▸ Required action: Would you return every entry below exactly as written, without its images?

▸ Given data:
• • •
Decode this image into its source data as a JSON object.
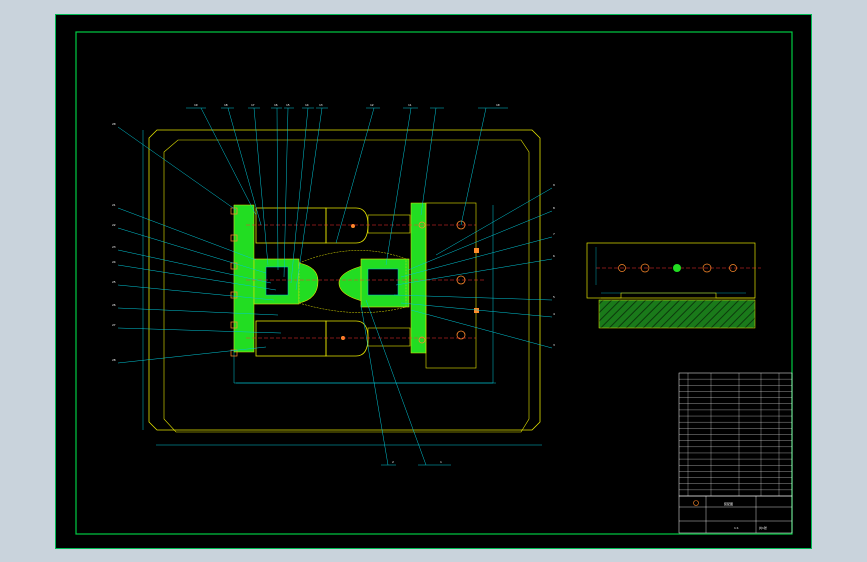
{
  "drawing": {
    "colors": {
      "background": "#000000",
      "viewer_frame": "#c9d3dc",
      "border_green": "#00cc44",
      "outline_yellow": "#e6e600",
      "fill_green": "#22dd22",
      "leader_cyan": "#00c8d8",
      "centerline_red": "#ff3030",
      "accent_orange": "#ff8a2a"
    },
    "balloon_labels_top": [
      "19",
      "18",
      "17",
      "16",
      "15",
      "14",
      "13",
      "12",
      "11",
      "10"
    ],
    "balloon_labels_right": [
      "9",
      "8",
      "7",
      "6",
      "5",
      "4",
      "3"
    ],
    "balloon_labels_left": [
      "20",
      "21",
      "22",
      "23",
      "24",
      "25",
      "26",
      "27",
      "28"
    ],
    "balloon_labels_bottom": [
      "2",
      "1"
    ],
    "title_block": {
      "drawing_title": "装配图",
      "scale": "1:1",
      "sheet": "共1张"
    }
  }
}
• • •
▸ Response to the exercise:
Decode this image into its source data as a JSON object.
{
  "drawing": {
    "colors": {
      "background": "#000000",
      "viewer_frame": "#c9d3dc",
      "border_green": "#00cc44",
      "outline_yellow": "#e6e600",
      "fill_green": "#22dd22",
      "leader_cyan": "#00c8d8",
      "centerline_red": "#ff3030",
      "accent_orange": "#ff8a2a"
    },
    "balloon_labels_top": [
      "19",
      "18",
      "17",
      "16",
      "15",
      "14",
      "13",
      "12",
      "11",
      "10"
    ],
    "balloon_labels_right": [
      "9",
      "8",
      "7",
      "6",
      "5",
      "4",
      "3"
    ],
    "balloon_labels_left": [
      "20",
      "21",
      "22",
      "23",
      "24",
      "25",
      "26",
      "27",
      "28"
    ],
    "balloon_labels_bottom": [
      "2",
      "1"
    ],
    "title_block": {
      "drawing_title": "装配图",
      "scale": "1:1",
      "sheet": "共1张"
    }
  }
}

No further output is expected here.